Of course, as with every time criticism like this is made, there will be those saying “there just weren’t any available! I’m sure it will be better next year! We believe in the music, not the quotas!” This is exactly what the festival has said today in response to Human Movement‘s withdrawal in the comment section of his Facebook post. Citing that they don’t receive as many offers from agents for female artists as they do male artists, and referring to two specific offers they made to book Peggy Gou and Maya Jane Coles, as well as saying they repeatedly book female artists who are “killing it” seems to be missing the point completely. If agents do not have female artists on their roster to book, that’s a conversation we need to have. If artists are not available, that’s a conversation we need to have.

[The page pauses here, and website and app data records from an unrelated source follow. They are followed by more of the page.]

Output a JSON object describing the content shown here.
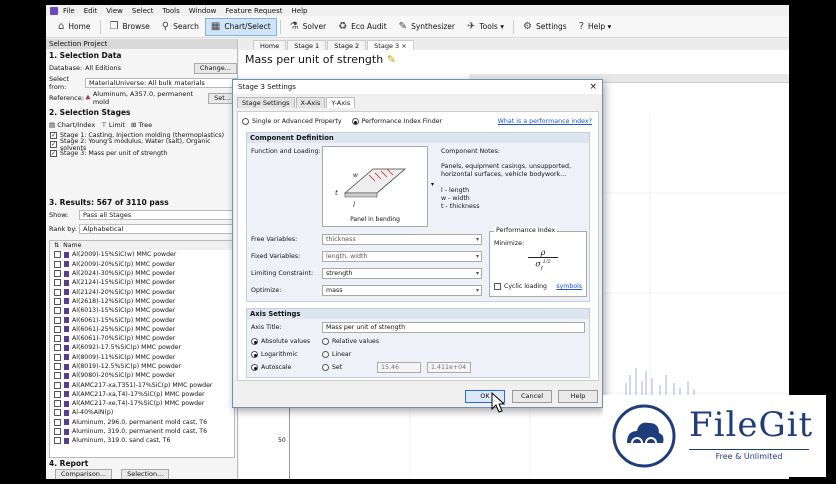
{
  "menu": [
    "File",
    "Edit",
    "View",
    "Select",
    "Tools",
    "Window",
    "Feature Request",
    "Help"
  ],
  "toolbar": [
    {
      "icon": "⌂",
      "label": "Home"
    },
    {
      "icon": "❐",
      "label": "Browse"
    },
    {
      "icon": "⚲",
      "label": "Search"
    },
    {
      "icon": "▦",
      "label": "Chart/Select"
    },
    {
      "icon": "⚗",
      "label": "Solver"
    },
    {
      "icon": "♻",
      "label": "Eco Audit"
    },
    {
      "icon": "✎",
      "label": "Synthesizer"
    },
    {
      "icon": "✈",
      "label": "Tools ▾"
    },
    {
      "icon": "⚙",
      "label": "Settings"
    },
    {
      "icon": "?",
      "label": "Help ▾"
    }
  ],
  "project": {
    "header": "Selection Project",
    "s1": "1. Selection Data",
    "database_label": "Database:",
    "database_value": "All Editions",
    "change_btn": "Change...",
    "select_from_label": "Select from:",
    "select_from_value": "MaterialUniverse: All bulk materials",
    "reference_label": "Reference:",
    "reference_value": "Aluminum, A357.0, permanent mold",
    "set_btn": "Set...",
    "s2": "2. Selection Stages",
    "chart_btn": "Chart/Index",
    "limit_btn": "Limit",
    "tree_btn": "Tree",
    "stages": [
      "Stage 1: Casting, Injection molding (thermoplastics)",
      "Stage 2: Young's modulus, Water (salt), Organic solvents",
      "Stage 3: Mass per unit of strength"
    ],
    "s3": "3. Results: 567 of 3110 pass",
    "show_label": "Show:",
    "show_value": "Pass all Stages",
    "rank_label": "Rank by:",
    "rank_value": "Alphabetical",
    "col_name": "Name",
    "results": [
      "Al(2009)-15%SiC(w) MMC powder",
      "Al(2009)-20%SiC(p) MMC powder",
      "Al(2024)-30%SiC(p) MMC powder",
      "Al(2124)-15%SiC(p) MMC powder",
      "Al(2124)-20%SiC(p) MMC powder",
      "Al(2618)-12%SiC(p) MMC powder",
      "Al(6013)-15%SiC(p) MMC powder",
      "Al(6061)-15%SiC(p) MMC powder",
      "Al(6061)-25%SiC(p) MMC powder",
      "Al(6061)-70%SiC(p) MMC powder",
      "Al(6092)-17.5%SiC(p) MMC powder",
      "Al(8009)-11%SiC(p) MMC powder",
      "Al(8019)-12.5%SiC(p) MMC powder",
      "Al(9080)-20%SiC(p) MMC powder",
      "Al(AMC217-xa,T351)-17%SiC(p) MMC powder",
      "Al(AMC217-xa,T4)-17%SiC(p) MMC powder",
      "Al(AMC217-xe,T4)-17%SiC(p) MMC powder",
      "Al-40%AlN(p)",
      "Aluminum, 296.0, permanent mold cast, T6",
      "Aluminum, 319.0, permanent mold cast, T6",
      "Aluminum, 319.0, sand cast, T6"
    ],
    "s4": "4. Report",
    "comparison_btn": "Comparison...",
    "selection_btn": "Selection..."
  },
  "main": {
    "tabs": [
      "Home",
      "Stage 1",
      "Stage 2",
      "Stage 3 ×"
    ],
    "title": "Mass per unit of strength",
    "ytick": "50"
  },
  "dialog": {
    "title": "Stage 3 Settings",
    "close": "×",
    "tabs": [
      "Stage Settings",
      "X-Axis",
      "Y-Axis"
    ],
    "mode1": "Single or Advanced Property",
    "mode2": "Performance Index Finder",
    "perf_link": "What is a performance index?",
    "component_def": "Component Definition",
    "function_label": "Function and Loading:",
    "panel_caption": "Panel in bending",
    "notes_label": "Component Notes:",
    "notes": "Panels, equipment casings, unsupported, horizontal surfaces, vehicle bodywork...",
    "legend": [
      "l - length",
      "w - width",
      "t - thickness"
    ],
    "free_label": "Free Variables:",
    "free_value": "thickness",
    "fixed_label": "Fixed Variables:",
    "fixed_value": "length, width",
    "limit_label": "Limiting Constraint:",
    "limit_value": "strength",
    "opt_label": "Optimize:",
    "opt_value": "mass",
    "pi_title": "Performance Index",
    "minimize": "Minimize:",
    "num": "ρ",
    "den": "σ",
    "den_exp": "1/2",
    "f_sub": "f",
    "cyclic": "Cyclic loading",
    "symbols": "symbols",
    "axis_settings": "Axis Settings",
    "axis_title_label": "Axis Title:",
    "axis_title_value": "Mass per unit of strength",
    "abs": "Absolute values",
    "rel": "Relative values",
    "log": "Logarithmic",
    "lin": "Linear",
    "auto": "Autoscale",
    "set": "Set",
    "min_val": "15.46",
    "max_val": "1.411e+04",
    "ok": "OK",
    "cancel": "Cancel",
    "help": "Help"
  },
  "watermark": {
    "brand": "FileGit",
    "tagline": "Free & Unlimited"
  }
}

If it’s difficult to find female artists or people of colour, why not try putting the call out on Instagram or Facebook. Try using these platforms for something more than slacktivism. Use them to connect with communities. Use them to have the tough conversations our industry needs. While the onus needs to be on all faces of the industry to improve in this area, for the festival to not only ridicule Human Movement‘s decision, but to also say it’s simply too hard and that they book “on talent, music and energy,” is just not good enough anymore.

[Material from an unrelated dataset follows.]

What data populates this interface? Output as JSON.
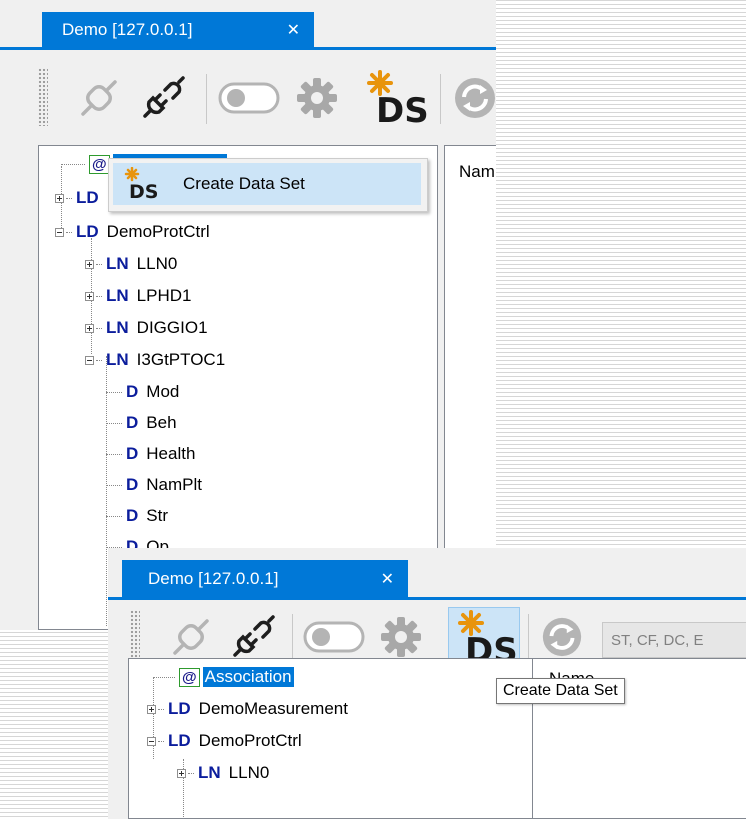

Every so often, the phrase that we all need to “do better” is used to when calling for changes such as this. The problem with saying we need to “do better” is that it has become an empty platitude. It means absolutely nothing to those who actually need it to be meaningful. Sexism exists all around us, as does racism, and both have the perfect breeding ground in the music industry. In July, Music Junkee wrote a brilliant piece asking if the Australian #MeToo movement that looked set to finally take off would last, but in light of this festival announcement, the concern is that this moment is another wasted opportunity. In 2017 and 2018, Pilerats collated statistics on festival diversity, and came to the conclusion that while there is more work to be done, Australian festivals were improving when it came to diversity and greater representation. For a lineup of this nature to be announced two years later shows just how much work remains.

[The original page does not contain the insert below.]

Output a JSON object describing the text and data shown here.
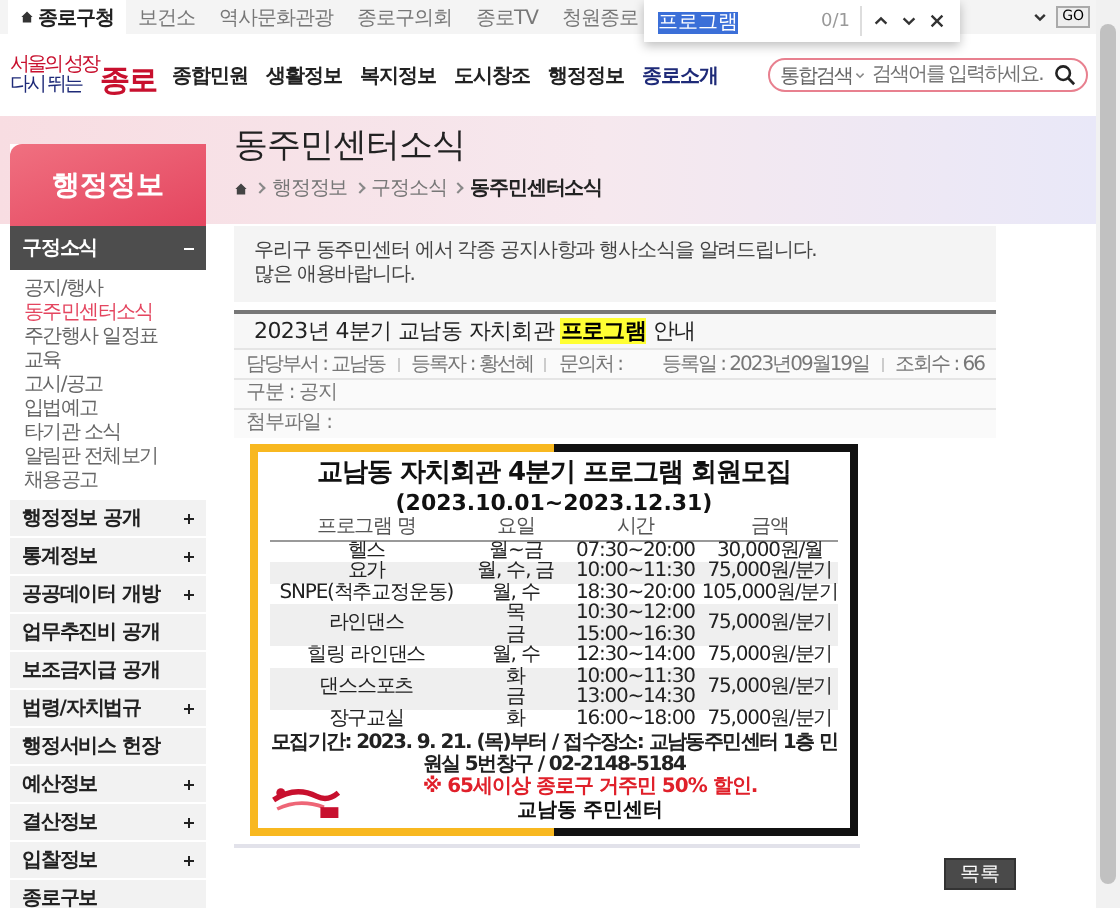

Dance music originates from marginalised communities. It’s origins are with black people, with the LGBTQI+ community, and with all those who needed community and liberation that only music can bring. Festivals such as Rabbits Eat Lettuce need to understand the brand damage that comes with ignoring those that dare to exist outside the straight, white EDM audience catered to with their lineup. It’s all the confirmation marginalised people and minorities need in order to realise that no matter how loud the movement is, how far reaching it is, how widespread or how real it appears to be, the people (usually straight white men) in power are even quicker to move on from the issue than they were scrambling to be on board.
It’s a massive thing to run a festival in the time of COVID and a tough business decision to make the event go ahead in the first place, but 2020 makes this programming even more abhorrent. The world has changed. We need promoters with the will to make live music happen. We need people who refuse to lie down in the face of hardship and for that, the Rabbits Eat Lettuce team should be commended. But we need the RIGHT decisions and the RIGHT events. We need the team behind Rabbits Eat Lettuce to be the leaders they can be. We have a unique opportunity as an industry and a community in being able to rebuild a broken culture for a new era. Lineups like this are not part of the new era dawning. They are the death rattle of the last era that 2020 should have put to rest.
Words by Emma Jones
Image via Rabbits Eat Lettuce Facebook